As I sat in the multipurpose room at a YMCA branch, I knew this training and my subsequent work with cancer survivors would be fulfilling but it would be a project that would require me to be far more emotionally invested in my participants than I have ever been.
Then, as if on cue, the Livestrong trainer acknowledged that the 12-week program could take its toll on instructors. Patients face setbacks, relapse, die. They also fight, win and offer an amazing perspective on the world. To cope, we would have to recognize how we were feeling and know how we could recharge ourselves.
And what better way to do that with a fun group activity? Because every training session, Y or otherwise, needs a worksheet-guided activity.
We were asked to think of ourselves as an engine, one that operates on fuel.
At that time, right then, how full was our gas tank? Were we operating with a full tank, a half-tank, one-quarter? Or, were we on empty?
I don't often think about how I'm feeling until it's too late. I might be tired one day or happy another but I rarely consider my emotional well being. I take on project after project until I can't and then I wonder why I'm screaming at Si for pulling my hair.
What is draining your tank? Work, family, not enough sleep?
My kids. I couldn't even write it down on the sheet – I felt guilty. I'm nearing the breaking point with nursing and pumping, and the competition for attention feels difficult to juggle. There are other things, too. I'm too quick to say yes to subbing classes and taking on commitments because I want to be seen as valuable and a team player. However, doing too much leaves me with not enough time for myself and my family, further exacerbating the displays of neediness from the boys.
What can you do to fill your tank?
Easy answer, right? Running. But the more I thought about it, the more I realized that running cannot be my only outlet. When I'm tired and stressed, I can't always lace up my shoes and go. Heck, sometimes the mental fatigue of an intense training plan can drain my tank as well.

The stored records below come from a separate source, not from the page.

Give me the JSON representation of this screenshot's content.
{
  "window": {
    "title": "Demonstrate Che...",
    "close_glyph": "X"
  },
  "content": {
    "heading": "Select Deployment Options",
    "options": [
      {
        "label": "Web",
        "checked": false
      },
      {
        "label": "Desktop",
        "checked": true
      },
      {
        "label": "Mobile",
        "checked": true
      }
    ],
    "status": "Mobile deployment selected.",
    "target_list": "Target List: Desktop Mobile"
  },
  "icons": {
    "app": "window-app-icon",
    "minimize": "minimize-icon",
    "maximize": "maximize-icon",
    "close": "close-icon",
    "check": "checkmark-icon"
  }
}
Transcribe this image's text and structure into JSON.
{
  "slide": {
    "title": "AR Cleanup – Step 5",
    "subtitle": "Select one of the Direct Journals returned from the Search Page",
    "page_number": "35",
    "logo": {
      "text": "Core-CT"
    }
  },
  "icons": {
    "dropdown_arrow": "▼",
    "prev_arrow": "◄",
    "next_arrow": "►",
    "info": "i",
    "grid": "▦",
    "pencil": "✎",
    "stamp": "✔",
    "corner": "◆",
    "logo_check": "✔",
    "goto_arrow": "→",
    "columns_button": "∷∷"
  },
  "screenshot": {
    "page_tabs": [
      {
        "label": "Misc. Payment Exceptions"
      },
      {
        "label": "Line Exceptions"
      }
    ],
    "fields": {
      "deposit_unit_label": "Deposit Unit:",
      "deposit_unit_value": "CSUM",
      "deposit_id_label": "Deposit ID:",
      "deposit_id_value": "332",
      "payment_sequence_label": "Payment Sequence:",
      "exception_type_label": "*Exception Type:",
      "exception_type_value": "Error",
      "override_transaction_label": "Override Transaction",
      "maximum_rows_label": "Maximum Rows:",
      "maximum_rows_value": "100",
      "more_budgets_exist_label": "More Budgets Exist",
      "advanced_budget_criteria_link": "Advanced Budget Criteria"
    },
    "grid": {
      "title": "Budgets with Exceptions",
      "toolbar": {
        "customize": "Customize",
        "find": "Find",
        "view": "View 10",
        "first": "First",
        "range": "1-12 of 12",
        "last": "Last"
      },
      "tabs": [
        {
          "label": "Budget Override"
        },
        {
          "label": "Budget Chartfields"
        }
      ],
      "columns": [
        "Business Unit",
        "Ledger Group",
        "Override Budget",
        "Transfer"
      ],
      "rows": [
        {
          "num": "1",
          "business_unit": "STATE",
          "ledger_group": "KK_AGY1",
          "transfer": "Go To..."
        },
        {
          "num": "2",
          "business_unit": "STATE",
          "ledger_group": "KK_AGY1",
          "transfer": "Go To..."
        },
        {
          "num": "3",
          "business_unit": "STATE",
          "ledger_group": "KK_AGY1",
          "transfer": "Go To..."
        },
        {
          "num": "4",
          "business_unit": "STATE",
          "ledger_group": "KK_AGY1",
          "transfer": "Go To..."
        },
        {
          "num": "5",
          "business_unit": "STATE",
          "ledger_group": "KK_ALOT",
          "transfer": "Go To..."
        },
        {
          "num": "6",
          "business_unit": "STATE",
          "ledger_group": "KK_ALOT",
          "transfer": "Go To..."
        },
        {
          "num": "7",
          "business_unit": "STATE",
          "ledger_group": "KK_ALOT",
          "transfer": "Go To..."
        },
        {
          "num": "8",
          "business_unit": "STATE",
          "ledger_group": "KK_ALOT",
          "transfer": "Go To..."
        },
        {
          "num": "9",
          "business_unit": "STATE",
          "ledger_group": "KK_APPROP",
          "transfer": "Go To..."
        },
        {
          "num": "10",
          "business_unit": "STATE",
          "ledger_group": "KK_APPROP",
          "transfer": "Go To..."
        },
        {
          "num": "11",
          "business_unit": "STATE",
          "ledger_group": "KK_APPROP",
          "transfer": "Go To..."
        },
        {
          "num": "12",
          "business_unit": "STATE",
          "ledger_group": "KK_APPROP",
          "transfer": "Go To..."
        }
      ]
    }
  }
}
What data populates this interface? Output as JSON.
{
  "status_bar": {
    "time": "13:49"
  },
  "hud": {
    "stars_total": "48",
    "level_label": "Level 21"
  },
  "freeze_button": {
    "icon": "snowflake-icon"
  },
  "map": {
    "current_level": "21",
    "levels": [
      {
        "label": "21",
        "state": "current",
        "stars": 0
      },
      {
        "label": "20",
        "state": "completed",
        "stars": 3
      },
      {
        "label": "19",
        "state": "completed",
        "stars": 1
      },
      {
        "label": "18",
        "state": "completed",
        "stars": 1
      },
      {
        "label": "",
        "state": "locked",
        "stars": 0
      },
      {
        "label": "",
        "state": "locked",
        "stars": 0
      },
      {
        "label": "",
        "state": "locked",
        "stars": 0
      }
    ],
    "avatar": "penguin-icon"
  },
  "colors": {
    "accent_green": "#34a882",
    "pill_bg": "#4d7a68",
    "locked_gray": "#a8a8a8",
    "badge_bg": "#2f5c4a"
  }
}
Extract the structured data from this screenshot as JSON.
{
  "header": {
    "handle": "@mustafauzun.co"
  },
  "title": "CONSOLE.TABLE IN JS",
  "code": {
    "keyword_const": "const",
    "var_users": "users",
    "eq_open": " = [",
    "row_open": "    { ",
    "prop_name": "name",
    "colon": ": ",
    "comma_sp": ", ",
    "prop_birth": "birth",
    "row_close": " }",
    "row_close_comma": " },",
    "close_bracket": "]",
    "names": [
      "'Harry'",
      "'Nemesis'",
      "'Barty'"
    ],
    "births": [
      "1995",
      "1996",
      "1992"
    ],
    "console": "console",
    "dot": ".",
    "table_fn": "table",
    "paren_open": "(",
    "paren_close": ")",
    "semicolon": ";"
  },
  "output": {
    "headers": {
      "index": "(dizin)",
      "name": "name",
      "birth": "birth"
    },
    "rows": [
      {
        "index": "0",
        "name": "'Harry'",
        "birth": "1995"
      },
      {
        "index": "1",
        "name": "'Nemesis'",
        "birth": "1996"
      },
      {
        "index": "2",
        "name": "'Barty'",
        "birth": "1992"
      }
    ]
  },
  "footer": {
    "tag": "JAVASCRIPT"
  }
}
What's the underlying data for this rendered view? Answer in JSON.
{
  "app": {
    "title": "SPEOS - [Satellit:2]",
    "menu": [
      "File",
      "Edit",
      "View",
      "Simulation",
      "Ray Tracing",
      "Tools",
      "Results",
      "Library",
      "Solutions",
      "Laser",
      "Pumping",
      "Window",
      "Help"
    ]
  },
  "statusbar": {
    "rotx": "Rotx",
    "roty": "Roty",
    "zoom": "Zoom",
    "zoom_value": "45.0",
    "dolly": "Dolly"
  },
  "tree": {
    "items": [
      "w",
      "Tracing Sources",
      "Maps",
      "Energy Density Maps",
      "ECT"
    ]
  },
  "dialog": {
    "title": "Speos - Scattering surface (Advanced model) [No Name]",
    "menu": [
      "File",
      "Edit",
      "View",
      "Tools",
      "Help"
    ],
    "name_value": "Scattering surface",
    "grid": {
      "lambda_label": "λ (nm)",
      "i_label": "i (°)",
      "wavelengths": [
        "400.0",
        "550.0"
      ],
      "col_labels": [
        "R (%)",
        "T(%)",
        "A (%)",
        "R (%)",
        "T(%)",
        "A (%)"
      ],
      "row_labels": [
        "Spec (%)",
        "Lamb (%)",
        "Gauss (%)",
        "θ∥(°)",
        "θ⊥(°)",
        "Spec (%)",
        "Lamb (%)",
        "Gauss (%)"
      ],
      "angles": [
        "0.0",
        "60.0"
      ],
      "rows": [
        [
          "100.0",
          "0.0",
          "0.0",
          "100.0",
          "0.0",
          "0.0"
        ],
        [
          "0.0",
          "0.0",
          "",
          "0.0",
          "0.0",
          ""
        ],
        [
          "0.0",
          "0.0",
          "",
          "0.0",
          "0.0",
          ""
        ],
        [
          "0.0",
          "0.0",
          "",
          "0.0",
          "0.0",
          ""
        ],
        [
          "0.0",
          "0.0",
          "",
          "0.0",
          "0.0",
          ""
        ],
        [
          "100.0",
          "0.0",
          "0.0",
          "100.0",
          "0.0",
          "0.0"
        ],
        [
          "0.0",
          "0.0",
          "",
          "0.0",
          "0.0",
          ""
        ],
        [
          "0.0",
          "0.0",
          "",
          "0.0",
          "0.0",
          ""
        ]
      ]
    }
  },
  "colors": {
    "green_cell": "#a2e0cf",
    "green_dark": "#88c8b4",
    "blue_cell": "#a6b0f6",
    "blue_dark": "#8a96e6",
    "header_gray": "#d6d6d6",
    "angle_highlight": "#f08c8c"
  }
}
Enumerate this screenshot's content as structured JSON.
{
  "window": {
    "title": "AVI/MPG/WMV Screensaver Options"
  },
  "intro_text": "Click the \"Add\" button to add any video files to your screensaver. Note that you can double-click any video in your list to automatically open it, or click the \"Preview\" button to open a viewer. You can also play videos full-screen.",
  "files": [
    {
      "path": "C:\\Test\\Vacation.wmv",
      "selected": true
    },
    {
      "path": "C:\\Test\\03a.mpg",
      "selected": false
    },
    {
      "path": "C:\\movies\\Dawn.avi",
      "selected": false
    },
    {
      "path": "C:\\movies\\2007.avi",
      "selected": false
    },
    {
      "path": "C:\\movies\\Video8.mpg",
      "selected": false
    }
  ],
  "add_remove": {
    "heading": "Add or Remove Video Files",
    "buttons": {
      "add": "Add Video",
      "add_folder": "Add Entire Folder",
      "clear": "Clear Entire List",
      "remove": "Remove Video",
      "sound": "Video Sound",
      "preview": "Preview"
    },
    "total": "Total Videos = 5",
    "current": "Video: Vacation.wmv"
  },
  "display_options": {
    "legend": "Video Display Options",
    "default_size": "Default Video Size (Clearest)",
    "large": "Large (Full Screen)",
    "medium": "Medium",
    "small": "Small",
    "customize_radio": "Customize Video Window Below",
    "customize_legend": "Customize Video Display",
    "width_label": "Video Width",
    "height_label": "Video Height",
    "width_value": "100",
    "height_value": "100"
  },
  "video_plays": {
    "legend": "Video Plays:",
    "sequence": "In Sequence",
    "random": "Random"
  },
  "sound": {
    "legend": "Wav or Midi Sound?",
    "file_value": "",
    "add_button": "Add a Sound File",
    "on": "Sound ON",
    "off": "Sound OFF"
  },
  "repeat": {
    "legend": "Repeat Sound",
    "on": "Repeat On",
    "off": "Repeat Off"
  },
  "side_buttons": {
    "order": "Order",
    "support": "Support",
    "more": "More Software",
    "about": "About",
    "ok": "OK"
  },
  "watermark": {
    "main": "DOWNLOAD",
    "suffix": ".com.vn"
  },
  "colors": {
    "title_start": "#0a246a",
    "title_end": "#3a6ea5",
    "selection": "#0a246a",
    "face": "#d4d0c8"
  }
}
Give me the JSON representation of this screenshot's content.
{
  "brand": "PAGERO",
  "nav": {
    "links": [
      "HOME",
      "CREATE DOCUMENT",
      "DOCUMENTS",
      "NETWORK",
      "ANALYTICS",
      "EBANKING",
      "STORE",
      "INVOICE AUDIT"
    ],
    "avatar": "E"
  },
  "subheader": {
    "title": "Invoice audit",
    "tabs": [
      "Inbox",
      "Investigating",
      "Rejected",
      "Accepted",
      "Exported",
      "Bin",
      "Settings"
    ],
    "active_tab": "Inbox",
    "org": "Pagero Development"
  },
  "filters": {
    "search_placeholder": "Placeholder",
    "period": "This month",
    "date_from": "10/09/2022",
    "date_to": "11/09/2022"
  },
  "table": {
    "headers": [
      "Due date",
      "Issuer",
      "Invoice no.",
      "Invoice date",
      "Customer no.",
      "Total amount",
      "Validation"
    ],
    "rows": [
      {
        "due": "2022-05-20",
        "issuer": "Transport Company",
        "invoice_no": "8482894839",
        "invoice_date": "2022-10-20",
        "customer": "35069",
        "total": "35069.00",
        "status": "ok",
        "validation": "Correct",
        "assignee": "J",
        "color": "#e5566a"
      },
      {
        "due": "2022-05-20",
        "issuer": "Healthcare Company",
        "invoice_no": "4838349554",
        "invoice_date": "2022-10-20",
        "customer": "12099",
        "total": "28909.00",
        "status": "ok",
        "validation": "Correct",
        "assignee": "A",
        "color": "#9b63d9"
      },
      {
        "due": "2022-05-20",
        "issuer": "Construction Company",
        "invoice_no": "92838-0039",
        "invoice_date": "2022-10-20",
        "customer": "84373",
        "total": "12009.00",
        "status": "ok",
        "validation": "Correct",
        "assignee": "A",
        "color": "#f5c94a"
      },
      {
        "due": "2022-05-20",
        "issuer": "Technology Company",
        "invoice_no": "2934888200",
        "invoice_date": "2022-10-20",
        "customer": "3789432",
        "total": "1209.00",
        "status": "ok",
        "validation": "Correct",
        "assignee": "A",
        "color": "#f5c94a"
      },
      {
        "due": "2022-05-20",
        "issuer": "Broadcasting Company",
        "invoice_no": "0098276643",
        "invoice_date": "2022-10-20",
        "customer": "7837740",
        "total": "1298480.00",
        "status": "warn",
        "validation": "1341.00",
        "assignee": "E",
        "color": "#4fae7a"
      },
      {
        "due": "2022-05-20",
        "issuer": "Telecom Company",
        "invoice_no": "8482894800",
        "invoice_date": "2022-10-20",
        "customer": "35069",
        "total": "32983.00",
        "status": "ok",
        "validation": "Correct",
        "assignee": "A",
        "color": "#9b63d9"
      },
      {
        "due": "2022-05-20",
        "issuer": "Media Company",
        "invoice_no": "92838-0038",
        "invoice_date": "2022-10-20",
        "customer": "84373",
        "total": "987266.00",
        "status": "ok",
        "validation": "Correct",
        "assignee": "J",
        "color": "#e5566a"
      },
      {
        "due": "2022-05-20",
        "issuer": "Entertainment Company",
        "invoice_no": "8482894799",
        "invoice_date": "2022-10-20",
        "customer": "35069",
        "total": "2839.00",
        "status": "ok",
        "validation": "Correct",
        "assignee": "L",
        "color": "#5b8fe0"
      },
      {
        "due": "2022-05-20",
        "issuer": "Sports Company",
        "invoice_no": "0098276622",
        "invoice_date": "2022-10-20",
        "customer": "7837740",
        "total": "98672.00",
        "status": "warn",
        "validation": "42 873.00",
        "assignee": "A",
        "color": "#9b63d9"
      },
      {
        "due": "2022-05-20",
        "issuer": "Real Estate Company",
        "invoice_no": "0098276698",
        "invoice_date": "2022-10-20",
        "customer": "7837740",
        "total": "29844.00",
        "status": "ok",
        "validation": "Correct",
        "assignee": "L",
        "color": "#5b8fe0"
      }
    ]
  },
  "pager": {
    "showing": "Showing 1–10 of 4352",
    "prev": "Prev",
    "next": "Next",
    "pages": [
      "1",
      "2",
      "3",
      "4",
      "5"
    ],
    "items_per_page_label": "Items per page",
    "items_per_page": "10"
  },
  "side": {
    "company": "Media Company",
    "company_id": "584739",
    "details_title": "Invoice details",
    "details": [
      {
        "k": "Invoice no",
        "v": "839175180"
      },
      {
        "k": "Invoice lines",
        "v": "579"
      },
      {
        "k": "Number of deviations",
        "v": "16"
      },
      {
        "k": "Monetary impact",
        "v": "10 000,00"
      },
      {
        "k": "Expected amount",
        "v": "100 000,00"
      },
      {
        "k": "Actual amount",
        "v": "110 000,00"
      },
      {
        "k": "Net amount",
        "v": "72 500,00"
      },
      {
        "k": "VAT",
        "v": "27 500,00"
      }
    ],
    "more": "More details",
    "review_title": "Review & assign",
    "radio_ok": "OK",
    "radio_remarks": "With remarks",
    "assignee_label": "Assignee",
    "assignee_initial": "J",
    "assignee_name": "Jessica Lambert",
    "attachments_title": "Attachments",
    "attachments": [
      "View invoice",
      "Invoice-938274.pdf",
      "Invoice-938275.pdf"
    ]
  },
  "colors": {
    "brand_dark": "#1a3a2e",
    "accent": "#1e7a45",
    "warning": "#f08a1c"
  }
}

So I've been thinking about other ways that I can pump myself up:
1. Laughing with Mark. I'm not talking giggling about something the boys have done but joking around to the point that I cannot stop the giggles. Thankfully, Mark is easy to laugh at ... I mean with :)
2. A hot bath. I didn't realize how much of a luxury baths were until Miles started insisting on joining me. As a 40-pound toddler, he takes up 3/4 of the bath and his required accessories (sword, rubber duck and monster truck) take up another 1/8, leaving me with a sliver of water to splash up. But, if I wait till after bed, I can draw a hot bath and soak in epsom salts as I page through the Ulta catalog.
3. Spending quality time with the boys. I'll admit it: Sometimes I think that I need to get as far away from my kids as possible to have a moment of me time but I learned a lesson last week. The sun was shining and the air was warming as I picked up Miles from school and Si from daycare. It was the perfect day for the park. And though I had things I could do at home, we turned right instead of straight and found ourselves parking next to the playground.
Miles was so excited that he ran to the swings before I even had Si out of the carseat. I guess we were swinging, I thought. I got Si situated in one and then Miles next to him. I pushed one then the other, Miles pumping his legs to go even higher. Right hand, left hand. Push, push, push. Legs reaching toward the blue skies, hands holding tight. Laughs escaping from their mouths.
I swear we spent 20 minutes just on the swings and in those 20 minutes, I felt like a new person. A better person. A good mom.